Cruise ships regularly call into Santa Cruz de La Palma, and I thought people might like suggestions on what to see while they’re here. Of course it might be useful to people staying elsewhere on the island, too.
The Tourist Information Office is a distinctive glass building, right outside the entrance to the port, and the staff are very good. But it does tend to attract longish queues when a cruise ship’s just arrived.
People tend to ask about the shopping. Well, there are some interesting shops ( I like Artesanía Christina), but it’s a town of about 12,500, so you’re not going to get Oxford Street. On the other hand we’ve got some lovely historical buildings. If you’ve got an hour or so, stroll along the sea front. You’ll pass the famous balconies, which are about 350 years old, and a small castle. Sir Francis Drake attacked the place in November 1585, but they sent him off with a flea in his ear.
A little father on, turn left at the traffic lights, and you’ll find a replica of Christopher Columbus’s ship, the Santa Maria. It houses a naval museum, which only costs 1€. Beside it, there’s a pretty square, the Plaza Alemeda, which is a very nice place to stop for a coffee.
There are two exits to the square at the opposite end to the ship. The side farthest from the sea leads to the Square and church of St Francis (San Francisco) It’s a lovely collection of historical buildings. The convent was founded 500 years ago, although I think most of the buildings date from the 16th century. The cloisters are now the island’s museum. In addition tot eh permanent collection, they hold all sorts of exhibitions, some of them very good.

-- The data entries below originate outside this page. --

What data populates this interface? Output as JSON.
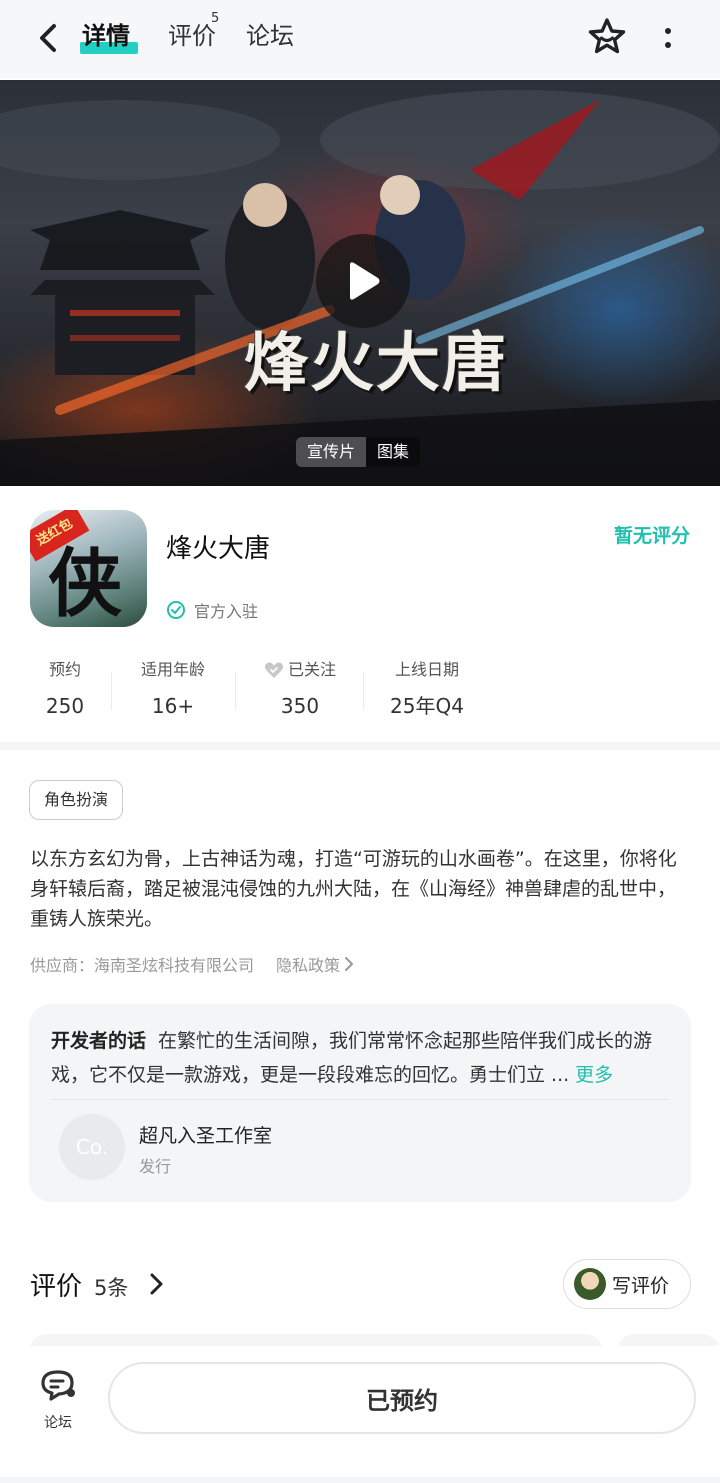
{
  "header": {
    "tabs": [
      {
        "label": "详情",
        "active": true
      },
      {
        "label": "评价",
        "badge": "5"
      },
      {
        "label": "论坛"
      }
    ],
    "icons": {
      "back": "back-arrow-icon",
      "favorite": "star-icon",
      "more": "more-vertical-icon"
    }
  },
  "banner": {
    "title_art": "烽火大唐",
    "segments": [
      "宣传片",
      "图集"
    ],
    "active_segment": 0
  },
  "app": {
    "name": "烽火大唐",
    "icon_glyph": "侠",
    "icon_ribbon": "送红包",
    "official": "官方入驻",
    "score_text": "暂无评分"
  },
  "stats": [
    {
      "label": "预约",
      "value": "250"
    },
    {
      "label": "适用年龄",
      "value": "16+"
    },
    {
      "label": "已关注",
      "value": "350",
      "icon": "heart-icon"
    },
    {
      "label": "上线日期",
      "value": "25年Q4"
    }
  ],
  "tag": "角色扮演",
  "description": "以东方玄幻为骨，上古神话为魂，打造“可游玩的山水画卷”。在这里，你将化身轩辕后裔，踏足被混沌侵蚀的九州大陆，在《山海经》神兽肆虐的乱世中，重铸人族荣光。",
  "supplier": {
    "text": "供应商：海南圣炫科技有限公司",
    "privacy": "隐私政策"
  },
  "developer": {
    "heading": "开发者的话",
    "text": "在繁忙的生活间隙，我们常常怀念起那些陪伴我们成长的游戏，它不仅是一款游戏，更是一段段难忘的回忆。勇士们立 ...",
    "more": "更多",
    "avatar_text": "Co.",
    "name": "超凡入圣工作室",
    "role": "发行"
  },
  "reviews": {
    "title": "评价",
    "count": "5条",
    "write_label": "写评价"
  },
  "bottom": {
    "forum_label": "论坛",
    "reserve_label": "已预约"
  },
  "colors": {
    "accent": "#21d0c1",
    "accent_text": "#20bfae",
    "panel": "#f4f5f6"
  }
}
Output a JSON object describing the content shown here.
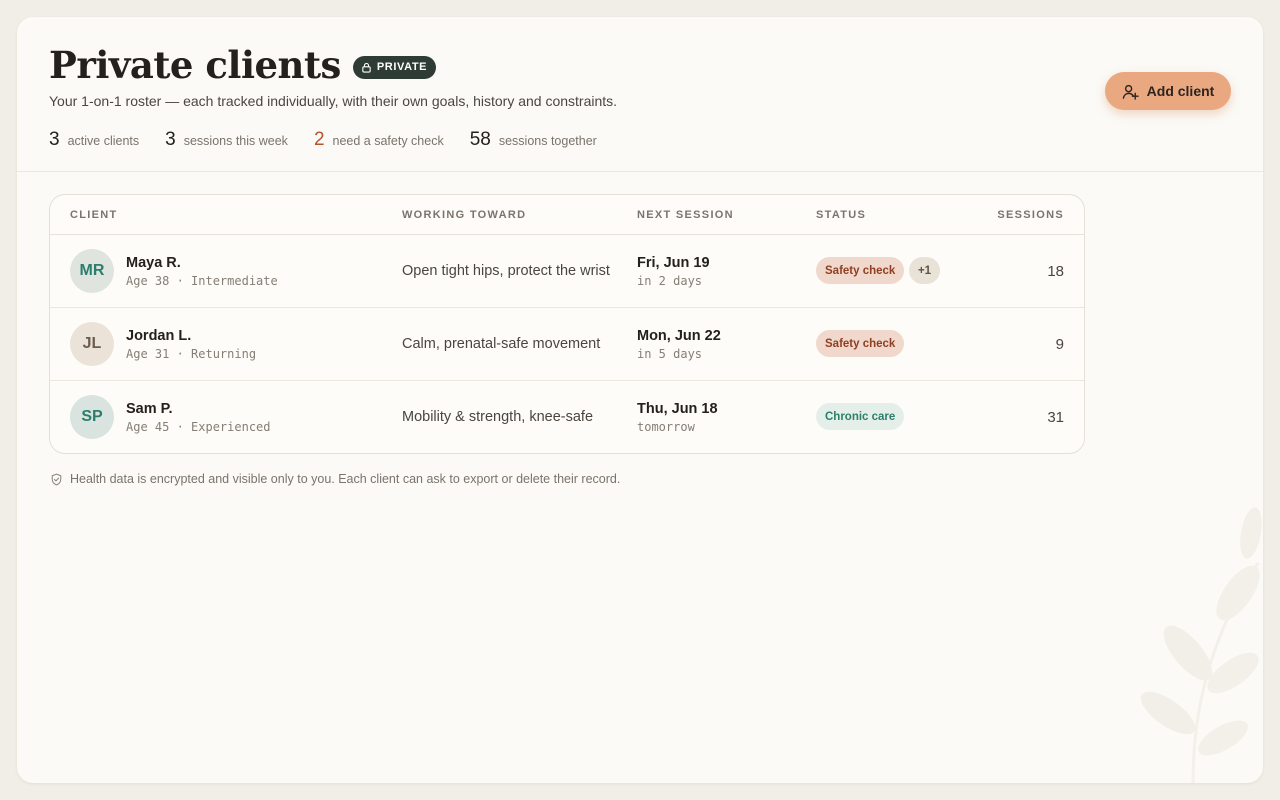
{
  "header": {
    "title": "Private clients",
    "badge": "PRIVATE",
    "subtitle": "Your 1-on-1 roster — each tracked individually, with their own goals, history and constraints.",
    "add_button": "Add client"
  },
  "stats": [
    {
      "value": "3",
      "label": "active clients"
    },
    {
      "value": "3",
      "label": "sessions this week"
    },
    {
      "value": "2",
      "label": "need a safety check"
    },
    {
      "value": "58",
      "label": "sessions together"
    }
  ],
  "table": {
    "columns": [
      "CLIENT",
      "WORKING TOWARD",
      "NEXT SESSION",
      "STATUS",
      "SESSIONS"
    ],
    "rows": [
      {
        "initials": "MR",
        "name": "Maya R.",
        "meta": "Age 38 · Intermediate",
        "goal": "Open tight hips, protect the wrist",
        "date": "Fri, Jun 19",
        "relative": "in 2 days",
        "status": "Safety check",
        "extra": "+1",
        "sessions": "18"
      },
      {
        "initials": "JL",
        "name": "Jordan L.",
        "meta": "Age 31 · Returning",
        "goal": "Calm, prenatal-safe movement",
        "date": "Mon, Jun 22",
        "relative": "in 5 days",
        "status": "Safety check",
        "sessions": "9"
      },
      {
        "initials": "SP",
        "name": "Sam P.",
        "meta": "Age 45 · Experienced",
        "goal": "Mobility & strength, knee-safe",
        "date": "Thu, Jun 18",
        "relative": "tomorrow",
        "status": "Chronic care",
        "sessions": "31"
      }
    ]
  },
  "footnote": "Health data is encrypted and visible only to you. Each client can ask to export or delete their record.",
  "colors": {
    "accent": "#eaa881",
    "warning": "#b5532e",
    "safety_pill": "#f1d8cc",
    "chronic_pill": "#e4efea",
    "badge": "#2f3b35"
  },
  "icons": {
    "badge": "lock-icon",
    "add_button": "user-plus-icon",
    "footnote": "shield-icon"
  }
}
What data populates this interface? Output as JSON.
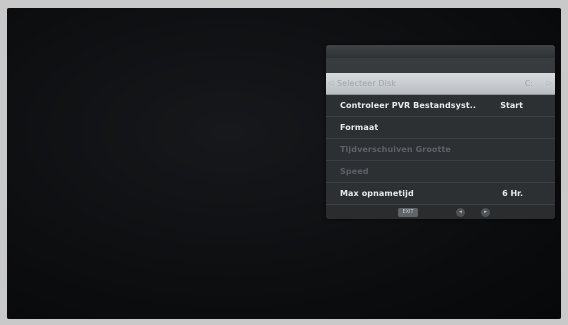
{
  "menu": {
    "items": [
      {
        "label": "Selecteer Disk",
        "value": "C:",
        "selected": true,
        "disabled": false
      },
      {
        "label": "Controleer PVR Bestandsyst..",
        "value": "Start",
        "selected": false,
        "disabled": false
      },
      {
        "label": "Formaat",
        "value": "",
        "selected": false,
        "disabled": false
      },
      {
        "label": "Tijdverschuiven Grootte",
        "value": "",
        "selected": false,
        "disabled": true
      },
      {
        "label": "Speed",
        "value": "",
        "selected": false,
        "disabled": true
      },
      {
        "label": "Max opnametijd",
        "value": "6 Hr.",
        "selected": false,
        "disabled": false
      }
    ]
  },
  "footer": {
    "exit_label": "EXIT",
    "nav_left_icon": "left-arrow-icon",
    "nav_right_icon": "right-arrow-icon"
  },
  "colors": {
    "selected_row": "#c8ccce",
    "panel_bg": "#2d3032",
    "text": "#e9ebec",
    "disabled_text": "#5d6266"
  }
}
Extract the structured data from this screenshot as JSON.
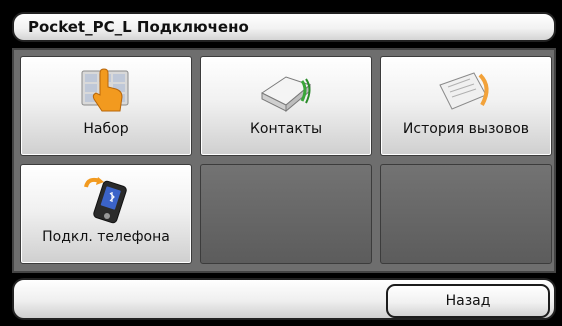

The exit from the Plaza Alemeda, which is closer to the sea front and running parallel to it, is the Calle Real. This means “Royal Street” because the three kings travel along it to meet Baby Jesus every Christmas. Rather confusingly, this name doesn’t appear on any of the street signs,. and different bits have different official names – the bit nearest the Alemeda is called Perez de Brito. Whatever you call it, it’s full of nice old buildings, many of which used to be the town houses of stinking rich merchants and nobles. Many are now shops.
You’ll cross a main road that runs at right angles to the Calle Real, running up the hill. This is Avenida El Puente, and it’s the other main shopping street. But if you continue on the Calle Real, (now called Calle O’Daly) You’ll reach the Plaza de España almost immediately. Plaza de España means Spanish Square, and it’s triangular. The posh-looking building at the top of the steps is the Church of the Saviour, built and rebuilt in bits and bobs from the 16th to the 19th century.
On the other side of the road is the Town Hall (1559-1563), the first one in Spain to have an elected council. Pop inside and look at the murals on the stairway.
If you have time for a side trip, go up past the church and have a wander around the old streets higher up the hill. It’s also good aerobic exercise.
A little farther along the Calle Real, you’ll reach the main exhibition room which is a great place to get a unique souvenir, if you’ve got the pennies. The exhibitions last for two weeks each.
Continuing along the Calle Real, you’ll pass several more old manor houses, including Palacio Salazar, which dates from the 16th century. Eventually, you’ll reach the post office. If you look left, you’ll see the Tourist Information Office again.